◆ Exercise details
Search the entries for the word "true" and return every line where it is found.

[Extracted data entries]
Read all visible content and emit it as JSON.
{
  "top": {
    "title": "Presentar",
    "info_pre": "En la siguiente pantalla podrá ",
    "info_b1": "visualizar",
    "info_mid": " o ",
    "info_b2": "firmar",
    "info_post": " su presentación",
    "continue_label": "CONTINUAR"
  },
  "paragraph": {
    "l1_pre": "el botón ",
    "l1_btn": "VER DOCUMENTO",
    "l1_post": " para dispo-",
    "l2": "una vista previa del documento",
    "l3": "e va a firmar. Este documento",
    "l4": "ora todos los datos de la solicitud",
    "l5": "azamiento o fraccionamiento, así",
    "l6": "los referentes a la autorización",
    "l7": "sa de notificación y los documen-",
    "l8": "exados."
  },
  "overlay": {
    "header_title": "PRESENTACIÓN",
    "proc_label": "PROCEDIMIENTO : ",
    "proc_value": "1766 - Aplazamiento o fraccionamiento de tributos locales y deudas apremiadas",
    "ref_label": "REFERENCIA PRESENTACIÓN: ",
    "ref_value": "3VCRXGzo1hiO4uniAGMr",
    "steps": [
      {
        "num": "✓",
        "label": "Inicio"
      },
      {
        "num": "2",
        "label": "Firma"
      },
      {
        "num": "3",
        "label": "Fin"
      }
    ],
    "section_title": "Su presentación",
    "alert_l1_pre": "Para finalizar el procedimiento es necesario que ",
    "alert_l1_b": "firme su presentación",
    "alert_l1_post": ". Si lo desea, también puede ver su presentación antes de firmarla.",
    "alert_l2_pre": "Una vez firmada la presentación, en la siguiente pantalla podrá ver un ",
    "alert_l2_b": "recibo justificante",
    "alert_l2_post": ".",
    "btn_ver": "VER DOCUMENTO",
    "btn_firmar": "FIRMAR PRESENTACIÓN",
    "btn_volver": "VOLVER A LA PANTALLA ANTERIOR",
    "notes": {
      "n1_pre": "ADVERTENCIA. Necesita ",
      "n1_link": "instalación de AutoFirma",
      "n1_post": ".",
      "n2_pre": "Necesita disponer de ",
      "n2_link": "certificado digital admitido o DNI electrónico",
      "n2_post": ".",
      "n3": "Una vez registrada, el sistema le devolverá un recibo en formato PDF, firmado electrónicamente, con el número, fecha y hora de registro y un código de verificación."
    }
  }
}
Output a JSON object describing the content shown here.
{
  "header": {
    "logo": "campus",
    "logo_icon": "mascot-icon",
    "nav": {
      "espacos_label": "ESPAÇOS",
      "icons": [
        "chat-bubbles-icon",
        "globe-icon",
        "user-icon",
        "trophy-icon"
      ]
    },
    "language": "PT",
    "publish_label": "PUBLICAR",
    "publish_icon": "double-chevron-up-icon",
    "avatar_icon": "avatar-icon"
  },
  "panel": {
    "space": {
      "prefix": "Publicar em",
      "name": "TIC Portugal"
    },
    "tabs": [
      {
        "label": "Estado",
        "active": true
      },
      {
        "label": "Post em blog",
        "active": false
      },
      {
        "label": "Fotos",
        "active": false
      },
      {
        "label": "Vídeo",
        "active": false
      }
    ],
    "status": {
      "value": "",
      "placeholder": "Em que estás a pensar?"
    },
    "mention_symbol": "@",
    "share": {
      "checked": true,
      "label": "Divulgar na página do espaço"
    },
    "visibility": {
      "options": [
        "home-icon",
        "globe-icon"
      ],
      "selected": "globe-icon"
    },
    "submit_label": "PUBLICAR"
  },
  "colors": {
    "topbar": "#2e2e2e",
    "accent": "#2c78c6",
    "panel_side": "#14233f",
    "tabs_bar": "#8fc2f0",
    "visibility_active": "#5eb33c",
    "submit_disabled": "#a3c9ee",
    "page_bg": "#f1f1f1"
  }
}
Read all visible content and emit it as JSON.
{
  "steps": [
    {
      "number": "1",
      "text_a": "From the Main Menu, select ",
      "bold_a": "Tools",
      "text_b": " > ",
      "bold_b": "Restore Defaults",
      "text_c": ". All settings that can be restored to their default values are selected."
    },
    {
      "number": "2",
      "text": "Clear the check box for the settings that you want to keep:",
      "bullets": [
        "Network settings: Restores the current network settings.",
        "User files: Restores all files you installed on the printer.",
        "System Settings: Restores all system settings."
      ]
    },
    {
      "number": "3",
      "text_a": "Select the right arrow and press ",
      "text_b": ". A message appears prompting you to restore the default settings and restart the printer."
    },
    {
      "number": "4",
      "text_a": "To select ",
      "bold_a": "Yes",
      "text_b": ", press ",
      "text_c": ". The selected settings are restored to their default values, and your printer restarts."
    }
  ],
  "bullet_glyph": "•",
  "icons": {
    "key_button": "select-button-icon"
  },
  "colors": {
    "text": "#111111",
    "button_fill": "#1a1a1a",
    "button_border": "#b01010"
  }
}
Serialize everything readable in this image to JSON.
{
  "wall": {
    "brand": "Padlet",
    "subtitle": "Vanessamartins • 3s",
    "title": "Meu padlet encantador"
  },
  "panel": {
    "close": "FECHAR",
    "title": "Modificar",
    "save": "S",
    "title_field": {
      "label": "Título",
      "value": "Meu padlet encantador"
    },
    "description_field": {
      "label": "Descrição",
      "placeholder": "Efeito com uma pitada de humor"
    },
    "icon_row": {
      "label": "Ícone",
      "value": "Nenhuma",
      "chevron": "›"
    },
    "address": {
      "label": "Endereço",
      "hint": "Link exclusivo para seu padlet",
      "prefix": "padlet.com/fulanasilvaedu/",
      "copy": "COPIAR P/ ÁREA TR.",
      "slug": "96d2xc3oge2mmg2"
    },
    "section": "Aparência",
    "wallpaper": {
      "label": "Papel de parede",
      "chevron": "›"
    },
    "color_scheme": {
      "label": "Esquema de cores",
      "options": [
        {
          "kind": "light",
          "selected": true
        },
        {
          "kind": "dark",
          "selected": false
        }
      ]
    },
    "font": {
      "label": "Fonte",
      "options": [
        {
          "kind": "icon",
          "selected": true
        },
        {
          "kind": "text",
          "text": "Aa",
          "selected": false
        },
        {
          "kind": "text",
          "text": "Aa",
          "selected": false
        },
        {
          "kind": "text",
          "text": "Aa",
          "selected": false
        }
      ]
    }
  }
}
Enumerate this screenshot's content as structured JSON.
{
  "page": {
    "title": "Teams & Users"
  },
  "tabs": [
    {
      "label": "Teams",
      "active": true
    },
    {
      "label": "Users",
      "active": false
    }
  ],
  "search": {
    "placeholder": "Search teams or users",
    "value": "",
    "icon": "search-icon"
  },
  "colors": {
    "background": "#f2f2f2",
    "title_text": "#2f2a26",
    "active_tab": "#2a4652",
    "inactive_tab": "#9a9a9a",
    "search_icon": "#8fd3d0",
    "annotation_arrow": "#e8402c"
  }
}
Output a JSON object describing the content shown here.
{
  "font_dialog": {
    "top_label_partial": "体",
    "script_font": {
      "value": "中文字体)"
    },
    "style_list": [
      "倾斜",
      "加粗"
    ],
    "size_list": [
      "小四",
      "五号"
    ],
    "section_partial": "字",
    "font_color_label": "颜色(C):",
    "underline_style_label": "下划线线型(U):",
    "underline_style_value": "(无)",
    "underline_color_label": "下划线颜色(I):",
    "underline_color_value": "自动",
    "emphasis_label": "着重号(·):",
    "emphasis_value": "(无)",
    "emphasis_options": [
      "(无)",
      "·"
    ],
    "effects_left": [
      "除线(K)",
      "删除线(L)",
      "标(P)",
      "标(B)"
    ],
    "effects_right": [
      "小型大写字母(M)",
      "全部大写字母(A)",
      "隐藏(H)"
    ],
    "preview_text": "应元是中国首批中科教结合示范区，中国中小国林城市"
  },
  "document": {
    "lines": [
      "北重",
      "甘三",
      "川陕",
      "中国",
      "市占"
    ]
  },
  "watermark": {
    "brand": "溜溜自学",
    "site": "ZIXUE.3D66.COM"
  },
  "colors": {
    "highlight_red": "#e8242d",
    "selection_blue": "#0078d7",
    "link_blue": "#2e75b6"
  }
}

◆ Task response
        "active": true
      "checked": true,
          "selected": true
          "selected": true
      "active": true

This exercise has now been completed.